◆ Information given

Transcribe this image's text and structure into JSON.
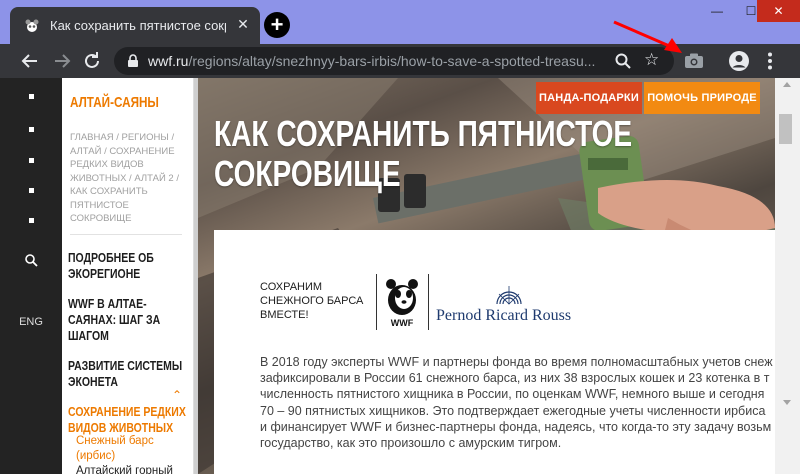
{
  "browser": {
    "tab_title": "Как сохранить пятнистое сокро",
    "tab_close": "✕",
    "new_tab": "+",
    "url_host": "wwf.ru",
    "url_path": "/regions/altay/snezhnyy-bars-irbis/how-to-save-a-spotted-treasu...",
    "window": {
      "minimize": "—",
      "maximize": "☐",
      "close": "✕"
    },
    "annotation_color": "#ff0000",
    "icons": [
      "back-icon",
      "forward-icon",
      "reload-icon",
      "lock-icon",
      "zoom-icon",
      "star-icon",
      "camera-icon",
      "profile-icon",
      "menu-icon"
    ]
  },
  "rail": {
    "lang": "ENG"
  },
  "sidebar": {
    "region_title": "АЛТАЙ-САЯНЫ",
    "breadcrumbs": "ГЛАВНАЯ / РЕГИОНЫ / АЛТАЙ / СОХРАНЕНИЕ РЕДКИХ ВИДОВ ЖИВОТНЫХ / АЛТАЙ 2 / КАК СОХРАНИТЬ ПЯТНИСТОЕ СОКРОВИЩЕ",
    "nav": [
      {
        "label": "ПОДРОБНЕЕ ОБ ЭКОРЕГИОНЕ"
      },
      {
        "label": "WWF В АЛТАЕ-САЯНАХ: ШАГ ЗА ШАГОМ"
      },
      {
        "label": "РАЗВИТИЕ СИСТЕМЫ ЭКОНЕТА"
      },
      {
        "label": "СОХРАНЕНИЕ РЕДКИХ ВИДОВ ЖИВОТНЫХ"
      }
    ],
    "sub": [
      {
        "label": "Снежный барс (ирбис)"
      },
      {
        "label": "Алтайский горный"
      }
    ]
  },
  "header": {
    "gift_button": "ПАНДА-ПОДАРКИ",
    "help_button": "ПОМОЧЬ ПРИРОДЕ",
    "headline": "КАК СОХРАНИТЬ ПЯТНИСТОЕ СОКРОВИЩЕ"
  },
  "card": {
    "tagline": "СОХРАНИМ СНЕЖНОГО БАРСА ВМЕСТЕ!",
    "wwf": "WWF",
    "partner": "Pernod Ricard Rouss",
    "article_lines": [
      "В 2018 году эксперты WWF и партнеры фонда во время полномасштабных учетов снеж",
      "зафиксировали в России 61 снежного барса, из них 38 взрослых кошек и 23 котенка в т",
      "численность пятнистого хищника в России, по оценкам WWF, немного выше и сегодня",
      "70 – 90 пятнистых хищников. Это подтверждает ежегодные учеты численности ирбиса",
      "и финансирует WWF и бизнес-партнеры фонда, надеясь, что когда-то эту задачу возьм",
      "государство, как это произошло с амурским тигром."
    ]
  },
  "colors": {
    "accent": "#ed7a00",
    "gift": "#d9481f",
    "help": "#f28a12",
    "titlebar": "#8d93e8"
  }
}
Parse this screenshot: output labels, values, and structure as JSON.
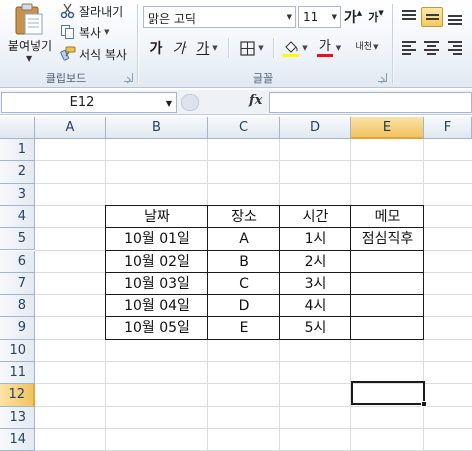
{
  "ribbon": {
    "clipboard": {
      "paste_label": "붙여넣기",
      "cut_label": "잘라내기",
      "copy_label": "복사",
      "format_painter_label": "서식 복사",
      "group_label": "클립보드"
    },
    "font": {
      "font_name": "맑은 고딕",
      "font_size": "11",
      "grow_font": "가",
      "shrink_font": "가",
      "bold": "가",
      "italic": "가",
      "underline": "가",
      "font_color_glyph": "가",
      "phonetic_glyph": "내천",
      "group_label": "글꼴",
      "fill_color": "#ffff00",
      "font_color": "#e81123"
    }
  },
  "formula_bar": {
    "name_box": "E12",
    "fx": "fx",
    "formula": ""
  },
  "sheet": {
    "columns": [
      "A",
      "B",
      "C",
      "D",
      "E",
      "F"
    ],
    "rows": [
      "1",
      "2",
      "3",
      "4",
      "5",
      "6",
      "7",
      "8",
      "9",
      "10",
      "11",
      "12",
      "13",
      "14"
    ],
    "selected_cell": "E12",
    "table": {
      "headers": [
        "날짜",
        "장소",
        "시간",
        "메모"
      ],
      "rows": [
        [
          "10월 01일",
          "A",
          "1시",
          "점심직후"
        ],
        [
          "10월 02일",
          "B",
          "2시",
          ""
        ],
        [
          "10월 03일",
          "C",
          "3시",
          ""
        ],
        [
          "10월 04일",
          "D",
          "4시",
          ""
        ],
        [
          "10월 05일",
          "E",
          "5시",
          ""
        ]
      ]
    }
  }
}
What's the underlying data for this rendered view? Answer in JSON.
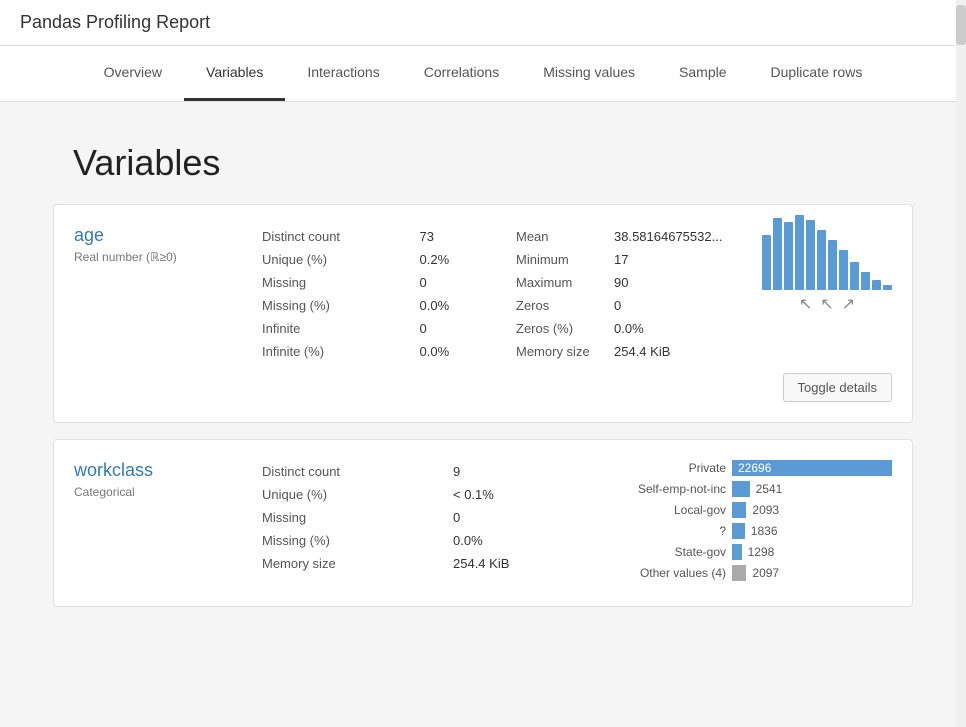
{
  "app": {
    "title": "Pandas Profiling Report"
  },
  "nav": {
    "items": [
      {
        "label": "Overview",
        "active": false
      },
      {
        "label": "Variables",
        "active": true
      },
      {
        "label": "Interactions",
        "active": false
      },
      {
        "label": "Correlations",
        "active": false
      },
      {
        "label": "Missing values",
        "active": false
      },
      {
        "label": "Sample",
        "active": false
      },
      {
        "label": "Duplicate rows",
        "active": false
      }
    ]
  },
  "page": {
    "title": "Variables"
  },
  "variables": [
    {
      "name": "age",
      "type": "Real number (ℝ≥0)",
      "stats_left": [
        {
          "label": "Distinct count",
          "value": "73"
        },
        {
          "label": "Unique (%)",
          "value": "0.2%"
        },
        {
          "label": "Missing",
          "value": "0"
        },
        {
          "label": "Missing (%)",
          "value": "0.0%"
        },
        {
          "label": "Infinite",
          "value": "0"
        },
        {
          "label": "Infinite (%)",
          "value": "0.0%"
        }
      ],
      "stats_right": [
        {
          "label": "Mean",
          "value": "38.5816467553..."
        },
        {
          "label": "Minimum",
          "value": "17"
        },
        {
          "label": "Maximum",
          "value": "90"
        },
        {
          "label": "Zeros",
          "value": "0"
        },
        {
          "label": "Zeros (%)",
          "value": "0.0%"
        },
        {
          "label": "Memory size",
          "value": "254.4 KiB"
        }
      ],
      "histogram_bars": [
        55,
        72,
        68,
        75,
        70,
        60,
        50,
        40,
        30,
        18,
        10,
        5
      ],
      "toggle_label": "Toggle details"
    },
    {
      "name": "workclass",
      "type": "Categorical",
      "stats_left": [
        {
          "label": "Distinct count",
          "value": "9"
        },
        {
          "label": "Unique (%)",
          "value": "< 0.1%"
        },
        {
          "label": "Missing",
          "value": "0"
        },
        {
          "label": "Missing (%)",
          "value": "0.0%"
        },
        {
          "label": "Memory size",
          "value": "254.4 KiB"
        }
      ],
      "cat_values": [
        {
          "label": "Private",
          "count": "22696",
          "width": 100,
          "other": false
        },
        {
          "label": "Self-emp-not-inc",
          "count": "2541",
          "width": 11,
          "other": false
        },
        {
          "label": "Local-gov",
          "count": "2093",
          "width": 9,
          "other": false
        },
        {
          "label": "?",
          "count": "1836",
          "width": 8,
          "other": false
        },
        {
          "label": "State-gov",
          "count": "1298",
          "width": 6,
          "other": false
        },
        {
          "label": "Other values (4)",
          "count": "2097",
          "width": 9,
          "other": true
        }
      ]
    }
  ]
}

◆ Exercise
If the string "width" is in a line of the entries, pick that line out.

◆ Solution for this task
          "width": 100,
          "width": 11,
          "width": 9,
          "width": 8,
          "width": 6,
          "width": 9,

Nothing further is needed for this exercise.